--- Work order ---
State how many lines of the material below contain the word "screenshot". Add nothing else.

+---+

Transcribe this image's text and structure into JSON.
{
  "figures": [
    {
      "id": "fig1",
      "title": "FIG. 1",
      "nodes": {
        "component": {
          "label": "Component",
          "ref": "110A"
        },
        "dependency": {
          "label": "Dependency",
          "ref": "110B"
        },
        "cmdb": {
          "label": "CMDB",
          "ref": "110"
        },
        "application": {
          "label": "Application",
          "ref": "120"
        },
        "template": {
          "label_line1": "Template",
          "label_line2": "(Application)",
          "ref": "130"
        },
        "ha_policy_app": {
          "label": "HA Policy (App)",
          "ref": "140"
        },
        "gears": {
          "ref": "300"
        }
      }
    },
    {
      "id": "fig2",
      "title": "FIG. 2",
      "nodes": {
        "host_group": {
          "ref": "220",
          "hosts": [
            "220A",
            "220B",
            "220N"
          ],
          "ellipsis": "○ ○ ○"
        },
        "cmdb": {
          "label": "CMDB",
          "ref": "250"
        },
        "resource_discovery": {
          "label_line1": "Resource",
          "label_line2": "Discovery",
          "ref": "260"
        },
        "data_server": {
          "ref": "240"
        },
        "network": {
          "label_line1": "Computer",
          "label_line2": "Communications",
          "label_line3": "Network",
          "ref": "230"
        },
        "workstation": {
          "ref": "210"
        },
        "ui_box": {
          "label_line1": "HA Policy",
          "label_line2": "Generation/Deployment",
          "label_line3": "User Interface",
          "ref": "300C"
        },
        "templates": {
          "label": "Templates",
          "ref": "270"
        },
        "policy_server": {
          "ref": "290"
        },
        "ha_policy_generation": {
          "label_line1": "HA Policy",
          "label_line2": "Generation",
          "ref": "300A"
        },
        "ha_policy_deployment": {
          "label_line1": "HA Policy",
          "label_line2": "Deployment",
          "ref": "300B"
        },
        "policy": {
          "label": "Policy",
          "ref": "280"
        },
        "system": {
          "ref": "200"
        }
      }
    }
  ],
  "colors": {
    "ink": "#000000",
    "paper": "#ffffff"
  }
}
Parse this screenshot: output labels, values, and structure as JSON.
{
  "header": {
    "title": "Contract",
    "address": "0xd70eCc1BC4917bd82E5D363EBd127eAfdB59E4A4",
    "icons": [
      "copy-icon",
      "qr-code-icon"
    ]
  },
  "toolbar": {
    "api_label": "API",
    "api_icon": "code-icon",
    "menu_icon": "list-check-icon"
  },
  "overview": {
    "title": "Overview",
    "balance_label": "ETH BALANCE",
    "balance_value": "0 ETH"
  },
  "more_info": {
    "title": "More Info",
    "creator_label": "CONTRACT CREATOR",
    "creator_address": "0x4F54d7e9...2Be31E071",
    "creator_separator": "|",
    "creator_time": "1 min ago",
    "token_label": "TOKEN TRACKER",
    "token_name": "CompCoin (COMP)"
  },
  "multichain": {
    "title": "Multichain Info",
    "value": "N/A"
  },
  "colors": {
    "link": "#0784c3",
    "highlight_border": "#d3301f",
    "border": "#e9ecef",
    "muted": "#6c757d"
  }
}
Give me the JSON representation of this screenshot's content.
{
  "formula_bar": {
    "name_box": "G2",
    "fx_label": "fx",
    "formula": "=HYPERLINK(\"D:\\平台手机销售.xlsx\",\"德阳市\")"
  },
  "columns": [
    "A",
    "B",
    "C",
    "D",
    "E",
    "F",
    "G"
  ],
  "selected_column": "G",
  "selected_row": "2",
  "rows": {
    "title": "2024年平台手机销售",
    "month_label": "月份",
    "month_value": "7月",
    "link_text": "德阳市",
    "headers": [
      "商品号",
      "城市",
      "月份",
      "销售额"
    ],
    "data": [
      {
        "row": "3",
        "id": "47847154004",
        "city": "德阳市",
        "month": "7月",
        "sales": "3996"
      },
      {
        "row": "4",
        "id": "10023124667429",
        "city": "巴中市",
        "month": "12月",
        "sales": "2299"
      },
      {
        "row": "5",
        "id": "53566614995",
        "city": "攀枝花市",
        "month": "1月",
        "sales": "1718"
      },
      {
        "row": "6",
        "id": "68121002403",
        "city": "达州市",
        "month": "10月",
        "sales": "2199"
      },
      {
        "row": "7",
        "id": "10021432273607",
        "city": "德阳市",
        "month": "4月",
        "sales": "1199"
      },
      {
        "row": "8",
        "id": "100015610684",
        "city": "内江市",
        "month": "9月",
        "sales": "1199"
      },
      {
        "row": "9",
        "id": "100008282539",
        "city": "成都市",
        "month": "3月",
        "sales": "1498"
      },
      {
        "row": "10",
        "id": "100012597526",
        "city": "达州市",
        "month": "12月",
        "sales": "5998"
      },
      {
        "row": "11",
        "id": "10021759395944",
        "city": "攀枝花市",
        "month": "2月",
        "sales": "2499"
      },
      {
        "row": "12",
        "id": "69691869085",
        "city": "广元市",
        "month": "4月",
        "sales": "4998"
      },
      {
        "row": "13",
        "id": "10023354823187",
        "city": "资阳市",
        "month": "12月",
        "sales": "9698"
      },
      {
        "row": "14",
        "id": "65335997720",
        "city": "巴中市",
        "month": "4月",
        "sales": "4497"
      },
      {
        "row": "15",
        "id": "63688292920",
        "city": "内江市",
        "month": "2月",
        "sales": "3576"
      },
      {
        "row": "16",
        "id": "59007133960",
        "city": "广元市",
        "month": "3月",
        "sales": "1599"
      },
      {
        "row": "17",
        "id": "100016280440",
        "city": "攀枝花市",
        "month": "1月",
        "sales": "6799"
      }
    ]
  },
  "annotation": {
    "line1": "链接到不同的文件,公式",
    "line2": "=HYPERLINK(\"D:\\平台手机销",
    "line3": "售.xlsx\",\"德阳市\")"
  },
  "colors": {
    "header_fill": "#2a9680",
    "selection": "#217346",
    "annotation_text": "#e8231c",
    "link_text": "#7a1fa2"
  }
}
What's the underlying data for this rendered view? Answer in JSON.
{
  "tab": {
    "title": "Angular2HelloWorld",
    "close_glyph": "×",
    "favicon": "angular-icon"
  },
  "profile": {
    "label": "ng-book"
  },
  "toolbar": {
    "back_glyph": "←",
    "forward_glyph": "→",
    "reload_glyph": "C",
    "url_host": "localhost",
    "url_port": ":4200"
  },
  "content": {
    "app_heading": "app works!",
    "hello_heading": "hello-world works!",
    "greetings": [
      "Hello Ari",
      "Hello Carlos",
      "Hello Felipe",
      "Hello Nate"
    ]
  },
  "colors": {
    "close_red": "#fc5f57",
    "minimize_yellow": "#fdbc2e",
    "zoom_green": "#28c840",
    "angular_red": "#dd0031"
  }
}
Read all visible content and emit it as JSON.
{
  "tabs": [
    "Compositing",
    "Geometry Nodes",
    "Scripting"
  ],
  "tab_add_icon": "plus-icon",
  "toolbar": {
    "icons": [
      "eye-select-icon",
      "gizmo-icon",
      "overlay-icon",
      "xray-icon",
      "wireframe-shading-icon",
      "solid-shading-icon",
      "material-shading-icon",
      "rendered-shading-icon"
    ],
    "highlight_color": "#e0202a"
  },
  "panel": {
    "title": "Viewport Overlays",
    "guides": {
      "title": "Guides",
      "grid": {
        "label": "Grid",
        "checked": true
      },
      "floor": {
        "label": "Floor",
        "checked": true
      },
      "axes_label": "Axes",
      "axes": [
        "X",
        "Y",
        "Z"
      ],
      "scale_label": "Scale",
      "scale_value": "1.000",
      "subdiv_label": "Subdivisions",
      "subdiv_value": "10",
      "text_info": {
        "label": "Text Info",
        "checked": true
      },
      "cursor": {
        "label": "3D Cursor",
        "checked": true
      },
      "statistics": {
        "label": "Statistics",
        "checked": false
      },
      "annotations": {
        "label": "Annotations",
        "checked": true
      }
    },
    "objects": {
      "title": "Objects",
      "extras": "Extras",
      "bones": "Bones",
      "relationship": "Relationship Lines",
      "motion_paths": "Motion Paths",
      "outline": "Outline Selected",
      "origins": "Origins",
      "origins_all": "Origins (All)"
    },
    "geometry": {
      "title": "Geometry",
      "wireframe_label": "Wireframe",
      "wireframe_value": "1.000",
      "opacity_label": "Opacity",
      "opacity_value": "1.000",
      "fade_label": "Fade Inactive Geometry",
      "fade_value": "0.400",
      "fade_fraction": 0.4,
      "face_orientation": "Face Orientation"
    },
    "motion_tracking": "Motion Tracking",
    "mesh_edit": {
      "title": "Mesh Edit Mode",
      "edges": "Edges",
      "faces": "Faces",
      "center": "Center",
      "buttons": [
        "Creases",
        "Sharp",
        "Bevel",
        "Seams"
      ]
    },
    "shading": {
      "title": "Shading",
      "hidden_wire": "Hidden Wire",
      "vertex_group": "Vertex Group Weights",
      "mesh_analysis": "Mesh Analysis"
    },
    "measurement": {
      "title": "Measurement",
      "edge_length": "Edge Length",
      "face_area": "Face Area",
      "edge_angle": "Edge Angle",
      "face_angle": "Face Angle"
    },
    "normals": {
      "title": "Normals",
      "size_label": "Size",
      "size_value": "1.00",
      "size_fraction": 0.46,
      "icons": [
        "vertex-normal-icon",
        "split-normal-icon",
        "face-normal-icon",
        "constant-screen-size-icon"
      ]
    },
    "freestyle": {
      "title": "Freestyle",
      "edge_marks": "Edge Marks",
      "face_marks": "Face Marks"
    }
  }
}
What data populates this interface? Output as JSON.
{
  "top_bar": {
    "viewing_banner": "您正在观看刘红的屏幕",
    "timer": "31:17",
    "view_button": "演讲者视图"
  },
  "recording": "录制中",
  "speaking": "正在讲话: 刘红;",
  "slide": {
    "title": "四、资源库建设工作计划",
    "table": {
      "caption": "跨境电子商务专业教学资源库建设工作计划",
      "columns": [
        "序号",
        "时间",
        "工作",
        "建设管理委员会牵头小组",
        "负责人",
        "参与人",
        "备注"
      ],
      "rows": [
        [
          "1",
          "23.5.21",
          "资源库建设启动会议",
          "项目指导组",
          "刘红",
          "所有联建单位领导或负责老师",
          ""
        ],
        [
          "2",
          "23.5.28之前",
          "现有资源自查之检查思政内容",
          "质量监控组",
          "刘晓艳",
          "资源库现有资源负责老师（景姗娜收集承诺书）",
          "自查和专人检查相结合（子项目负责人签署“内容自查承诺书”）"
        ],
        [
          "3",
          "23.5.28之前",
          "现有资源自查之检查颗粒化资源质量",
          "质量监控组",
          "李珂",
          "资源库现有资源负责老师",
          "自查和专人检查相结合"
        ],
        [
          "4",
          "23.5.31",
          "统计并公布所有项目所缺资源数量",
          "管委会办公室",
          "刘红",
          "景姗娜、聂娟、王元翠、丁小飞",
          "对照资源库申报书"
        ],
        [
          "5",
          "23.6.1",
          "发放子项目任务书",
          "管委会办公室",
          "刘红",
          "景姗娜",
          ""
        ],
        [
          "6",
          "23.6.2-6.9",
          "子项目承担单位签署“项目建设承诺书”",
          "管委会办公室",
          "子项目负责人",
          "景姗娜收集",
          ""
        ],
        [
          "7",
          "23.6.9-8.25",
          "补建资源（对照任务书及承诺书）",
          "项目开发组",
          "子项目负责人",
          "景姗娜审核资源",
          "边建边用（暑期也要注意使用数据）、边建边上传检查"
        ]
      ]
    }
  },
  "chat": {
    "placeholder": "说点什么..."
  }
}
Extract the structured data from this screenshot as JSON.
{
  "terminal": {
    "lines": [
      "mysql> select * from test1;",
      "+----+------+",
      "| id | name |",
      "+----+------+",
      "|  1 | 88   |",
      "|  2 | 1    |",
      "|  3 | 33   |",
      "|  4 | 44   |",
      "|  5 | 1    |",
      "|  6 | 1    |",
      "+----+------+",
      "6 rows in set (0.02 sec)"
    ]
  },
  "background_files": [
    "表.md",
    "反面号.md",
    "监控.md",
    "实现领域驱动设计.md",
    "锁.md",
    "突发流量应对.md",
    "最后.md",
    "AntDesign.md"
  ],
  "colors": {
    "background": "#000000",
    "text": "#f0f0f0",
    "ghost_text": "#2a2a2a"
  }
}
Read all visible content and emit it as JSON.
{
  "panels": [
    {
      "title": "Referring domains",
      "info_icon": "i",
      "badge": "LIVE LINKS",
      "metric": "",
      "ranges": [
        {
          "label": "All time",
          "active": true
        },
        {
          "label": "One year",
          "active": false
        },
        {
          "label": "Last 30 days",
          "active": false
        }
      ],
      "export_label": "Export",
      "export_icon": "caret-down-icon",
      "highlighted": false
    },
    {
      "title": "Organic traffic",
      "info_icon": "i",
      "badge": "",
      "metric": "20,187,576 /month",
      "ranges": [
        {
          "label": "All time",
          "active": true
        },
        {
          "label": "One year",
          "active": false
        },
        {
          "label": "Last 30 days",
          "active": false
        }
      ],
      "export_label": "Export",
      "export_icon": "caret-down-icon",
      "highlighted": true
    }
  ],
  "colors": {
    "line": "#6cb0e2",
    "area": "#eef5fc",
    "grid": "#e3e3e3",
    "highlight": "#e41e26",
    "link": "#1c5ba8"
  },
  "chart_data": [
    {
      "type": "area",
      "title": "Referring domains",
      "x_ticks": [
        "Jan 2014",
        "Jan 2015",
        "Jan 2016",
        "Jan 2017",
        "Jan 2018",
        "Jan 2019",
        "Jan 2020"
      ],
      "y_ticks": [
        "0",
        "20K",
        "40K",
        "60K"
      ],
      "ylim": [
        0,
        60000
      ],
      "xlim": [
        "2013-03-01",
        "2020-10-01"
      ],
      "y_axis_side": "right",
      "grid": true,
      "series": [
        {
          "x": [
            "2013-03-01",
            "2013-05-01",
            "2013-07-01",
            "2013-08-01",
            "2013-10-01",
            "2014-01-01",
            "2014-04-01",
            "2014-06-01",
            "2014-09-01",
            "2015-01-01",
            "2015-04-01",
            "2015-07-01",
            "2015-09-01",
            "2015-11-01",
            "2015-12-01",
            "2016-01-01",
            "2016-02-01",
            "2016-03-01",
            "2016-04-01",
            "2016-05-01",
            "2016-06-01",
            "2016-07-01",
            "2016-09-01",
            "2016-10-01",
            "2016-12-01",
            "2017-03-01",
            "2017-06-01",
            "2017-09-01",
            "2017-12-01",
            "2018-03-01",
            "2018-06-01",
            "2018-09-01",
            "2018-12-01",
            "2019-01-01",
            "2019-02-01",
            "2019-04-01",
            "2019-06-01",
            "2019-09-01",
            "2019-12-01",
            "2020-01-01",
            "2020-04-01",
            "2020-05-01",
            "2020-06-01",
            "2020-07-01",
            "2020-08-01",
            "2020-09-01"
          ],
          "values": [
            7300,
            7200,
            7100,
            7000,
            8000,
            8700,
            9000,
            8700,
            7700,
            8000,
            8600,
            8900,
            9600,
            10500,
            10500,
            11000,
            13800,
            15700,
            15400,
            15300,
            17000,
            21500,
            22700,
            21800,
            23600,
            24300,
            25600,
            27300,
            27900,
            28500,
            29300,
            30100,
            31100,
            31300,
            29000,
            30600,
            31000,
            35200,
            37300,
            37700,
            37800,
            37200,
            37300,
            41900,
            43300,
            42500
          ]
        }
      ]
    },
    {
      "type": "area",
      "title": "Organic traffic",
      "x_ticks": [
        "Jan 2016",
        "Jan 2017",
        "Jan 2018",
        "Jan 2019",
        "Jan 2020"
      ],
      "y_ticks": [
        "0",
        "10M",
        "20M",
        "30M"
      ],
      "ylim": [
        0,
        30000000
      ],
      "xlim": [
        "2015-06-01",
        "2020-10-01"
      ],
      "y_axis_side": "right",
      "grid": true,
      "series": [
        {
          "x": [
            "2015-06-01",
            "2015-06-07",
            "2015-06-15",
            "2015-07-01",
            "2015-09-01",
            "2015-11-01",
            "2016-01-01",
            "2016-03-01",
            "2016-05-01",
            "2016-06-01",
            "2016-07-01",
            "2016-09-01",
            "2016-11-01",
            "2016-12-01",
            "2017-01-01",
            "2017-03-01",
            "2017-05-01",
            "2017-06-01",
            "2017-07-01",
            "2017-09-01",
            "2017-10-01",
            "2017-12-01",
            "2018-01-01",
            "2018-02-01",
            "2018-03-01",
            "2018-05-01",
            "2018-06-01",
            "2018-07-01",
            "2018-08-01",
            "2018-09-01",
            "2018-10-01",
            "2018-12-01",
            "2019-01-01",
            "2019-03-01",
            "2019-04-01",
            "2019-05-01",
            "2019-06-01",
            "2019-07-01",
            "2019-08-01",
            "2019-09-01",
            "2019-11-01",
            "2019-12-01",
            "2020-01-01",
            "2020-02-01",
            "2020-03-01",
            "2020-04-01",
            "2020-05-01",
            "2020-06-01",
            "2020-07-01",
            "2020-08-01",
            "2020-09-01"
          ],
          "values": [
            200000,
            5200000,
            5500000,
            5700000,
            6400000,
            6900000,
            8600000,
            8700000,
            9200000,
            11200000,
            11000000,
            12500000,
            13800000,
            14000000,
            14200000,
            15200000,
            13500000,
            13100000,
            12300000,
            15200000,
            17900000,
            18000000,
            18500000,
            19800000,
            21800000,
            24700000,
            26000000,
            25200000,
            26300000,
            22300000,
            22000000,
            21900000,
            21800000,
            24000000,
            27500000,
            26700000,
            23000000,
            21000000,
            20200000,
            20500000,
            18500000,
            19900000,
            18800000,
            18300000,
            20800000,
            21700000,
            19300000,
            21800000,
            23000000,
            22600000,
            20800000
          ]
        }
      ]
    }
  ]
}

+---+

--- Exercise answer ---
3